My father was a Buick man.
Here he is standing near the front of the first car I can remember.
Buick men were natty dressers.
This is a better picture of the car.
It’s a 1949 Buick with 1950 and 1947 model Paris boys. I’m the one with ears sticking out. Leah says I’m the cutest one I think I can remember riding in the car, and I can definitely remember fiddling with the knob over the rear view mirror that rotated the radio antenna. It was probably a Super. It was a straight eight cylinder engine. If you look carefully you can see the reflection of my father in the windshield.
Our ’49 was a four-door sedan, but Buick made a two-door fastback coupe around that time. I would love to have one of these.
Somewhere in the deep, mostly inaccessible recesses of my memory, I think a famous author (Hemingway?) mentioned that the Buicks of roughly that vintage had huge fenders. I tried unsuccessfully to find some reference to that online. I did find that Ernest Hemingway owned a 1947 Roadmaster convertible. It was royal blue with a red leather interior. He also bought a 1950 Buick station wagon in Key West.
The next car was a 1955 hardtop coupe Buick, maybe a Super or possibly a Century. My father was proud of how fast it was. This was the year model that Broderick Crawford drove in the late ‘50’s TV show Highway Patrol. I don’t have any pictures of that car, but here is one from the Internet.
Ours was also blue and white, although I remember the color as somewhat different.
The next Buick was a 1957, again, probably a Super. Here’s another Internet picture. Ours was a two-tone with cream and metallic bronze.
And then there was the 1964 Buick LeSabre, the first new car our family every bought. Again, no pictures of it, but here’s a very similar model from the Internet.
This one is very similar to the one we had. It was a hardtop coupe with a roof styled to look like a convertible top.
Next came the 1966 Wildcat coupe. About the time my parents bought this car they got interested in recreational vehicles. They bought an Airstream trailer and towed it with the Buick. Here is my father with both of them.
This picture was scanned from a very dark slide, so the quality is not great.
The Wildcat was definitely the sportiest and coolest of the Buicks my parents bought. I drove it a lot, since I turned 16 in 1966.

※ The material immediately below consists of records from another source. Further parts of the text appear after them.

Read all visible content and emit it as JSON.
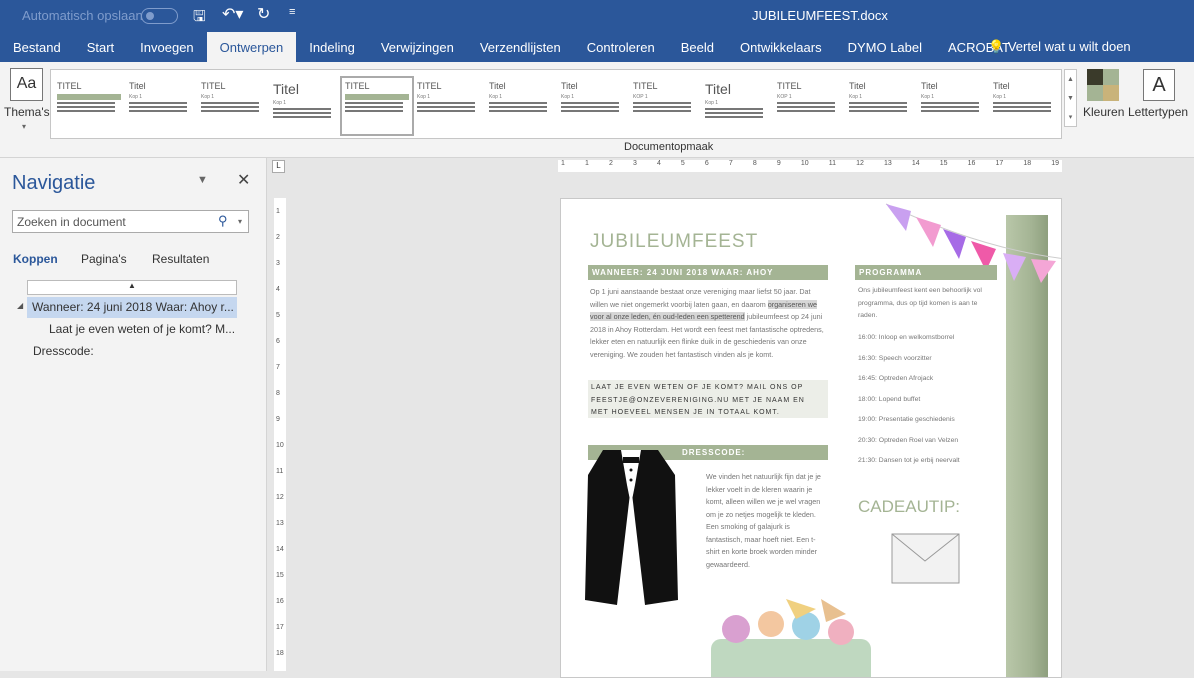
{
  "titlebar": {
    "autosave": "Automatisch opslaan",
    "filename": "JUBILEUMFEEST.docx",
    "icons": [
      "save-icon",
      "undo-icon",
      "redo-icon",
      "customize-icon"
    ]
  },
  "tabs": [
    "Bestand",
    "Start",
    "Invoegen",
    "Ontwerpen",
    "Indeling",
    "Verwijzingen",
    "Verzendlijsten",
    "Controleren",
    "Beeld",
    "Ontwikkelaars",
    "DYMO Label",
    "ACROBAT"
  ],
  "active_tab": "Ontwerpen",
  "tell_me": "Vertel wat u wilt doen",
  "ribbon": {
    "themes": "Thema's",
    "colors": "Kleuren",
    "fonts": "Lettertypen",
    "group_label": "Documentopmaak",
    "styles": [
      {
        "t": "TITEL",
        "k": ""
      },
      {
        "t": "Titel",
        "k": "Kop 1"
      },
      {
        "t": "TITEL",
        "k": "Kop 1"
      },
      {
        "t": "Titel",
        "k": "Kop 1"
      },
      {
        "t": "TITEL",
        "k": ""
      },
      {
        "t": "TITEL",
        "k": "Kop 1"
      },
      {
        "t": "Titel",
        "k": "Kop 1"
      },
      {
        "t": "Titel",
        "k": "Kop 1"
      },
      {
        "t": "TITEL",
        "k": "KOP 1"
      },
      {
        "t": "Titel",
        "k": "Kop 1"
      },
      {
        "t": "TITEL",
        "k": "KOP 1"
      },
      {
        "t": "Titel",
        "k": "Kop 1"
      },
      {
        "t": "Titel",
        "k": "Kop 1"
      },
      {
        "t": "Titel",
        "k": "Kop 1"
      }
    ]
  },
  "nav": {
    "title": "Navigatie",
    "search_placeholder": "Zoeken in document",
    "tabs": [
      "Koppen",
      "Pagina's",
      "Resultaten"
    ],
    "active_tab": "Koppen",
    "headings": [
      "Wanneer: 24 juni 2018 Waar: Ahoy r...",
      "Laat je even weten of je komt? M...",
      "Dresscode:"
    ]
  },
  "ruler": {
    "h": [
      "1",
      "1",
      "2",
      "3",
      "4",
      "5",
      "6",
      "7",
      "8",
      "9",
      "10",
      "11",
      "12",
      "13",
      "14",
      "15",
      "16",
      "17",
      "18",
      "19"
    ],
    "v": [
      "1",
      "2",
      "3",
      "4",
      "5",
      "6",
      "7",
      "8",
      "9",
      "10",
      "11",
      "12",
      "13",
      "14",
      "15",
      "16",
      "17",
      "18"
    ]
  },
  "doc": {
    "title": "JUBILEUMFEEST",
    "when": "WANNEER: 24 JUNI 2018 WAAR: AHOY ROTTERDAM",
    "intro_1": "Op 1 juni aanstaande bestaat onze vereniging maar liefst 50 jaar. Dat willen we niet ongemerkt voorbij laten gaan, en daarom",
    "intro_highlight": "organiseren we voor al onze leden, én oud-leden een spetterend",
    "intro_2": "jubileumfeest op 24 juni 2018 in Ahoy Rotterdam. Het wordt een feest met fantastische optredens, lekker eten en natuurlijk een flinke duik in de geschiedenis van onze vereniging. We zouden het fantastisch vinden als je komt.",
    "rsvp": "LAAT JE EVEN WETEN OF JE KOMT? MAIL ONS OP FEESTJE@ONZEVERENIGING.NU MET JE NAAM EN MET HOEVEEL MENSEN JE IN TOTAAL KOMT.",
    "dresscode_title": "DRESSCODE:",
    "dresscode": "We vinden het natuurlijk fijn dat je je lekker voelt in de kleren waarin je komt, alleen willen we je wel vragen om je zo netjes mogelijk te kleden. Een smoking of galajurk is fantastisch, maar hoeft niet. Een t-shirt en korte broek worden minder gewaardeerd.",
    "programma_title": "PROGRAMMA",
    "programma_intro": "Ons jubileumfeest  kent een behoorlijk vol programma,  dus op tijd komen  is aan te raden.",
    "programma": [
      "16:00:  Inloop en welkomstborrel",
      "16:30:  Speech voorzitter",
      "16:45:  Optreden  Afrojack",
      "18:00:  Lopend  buffet",
      "19:00:  Presentatie geschiedenis",
      "20:30:  Optreden  Roel van Velzen",
      "21:30:  Dansen tot je erbij neervalt"
    ],
    "cadeau": "CADEAUTIP:"
  },
  "colors": {
    "word_blue": "#2b579a",
    "sage": "#a4b494",
    "title_green": "#a4b494",
    "bunting": [
      "#c9a0f0",
      "#f29bd0",
      "#a66be6",
      "#ef5aa8",
      "#d9aef5",
      "#f4a6d6"
    ]
  }
}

After that, RVing became more important to my parents, so their next car was not a Buick. It was a Jeep Wagnoneer, which was more suitable for towing a trailer. But they kept the Buick for a long time afterwards.
I’m not a Buick man, but I have a soft spot in my heart for Buicks of a certain vintage. I can recognize Buicks and guess the year model from around 1949 to around 1967, which corresponds to just before my birth to around my 17th birthday. After 1966, Buicks and cars in general started meaning a lot less to me. I suppose for me it must be something like music; it seems that a person’s favorite kind of must is fixed sometime during their youth. That’s why I like rock and roll from the ‘60s and ‘70s, and that’s why I like cars from around the same time. If you gave me a choice between a new Corvette and a perfectly restored 1959 Corvette, it would be no contest.
My parents bought another Buick sometime in the 1980s (or so). I think it means something that I can’t remember what year model it was. After my father died, I urged my mother to trade it for a safer car; it had no airbags and the seatbelt was one of the type that was attached to the door so you had to slide in and close the door to have a seatbelt. She considered a 2000 Ford Taurus and a 2000 Buick. She bought the Buick.
Buick went through a bad spot for a few years before and after that model. To this day any time Leah sees a Buick of that vintage, she calls it a “Doris car.” It’s usually the same beige color of my mother’s. Apparently Buick recovered, since it survived General Motors’ near death, unlike Pontiac and Oldsmobile.
I’m not a Buick man today. If we had a pickup truck full of hundred dollar bills, I would probably buy some Buicks, but the newest would be at least 50 years old.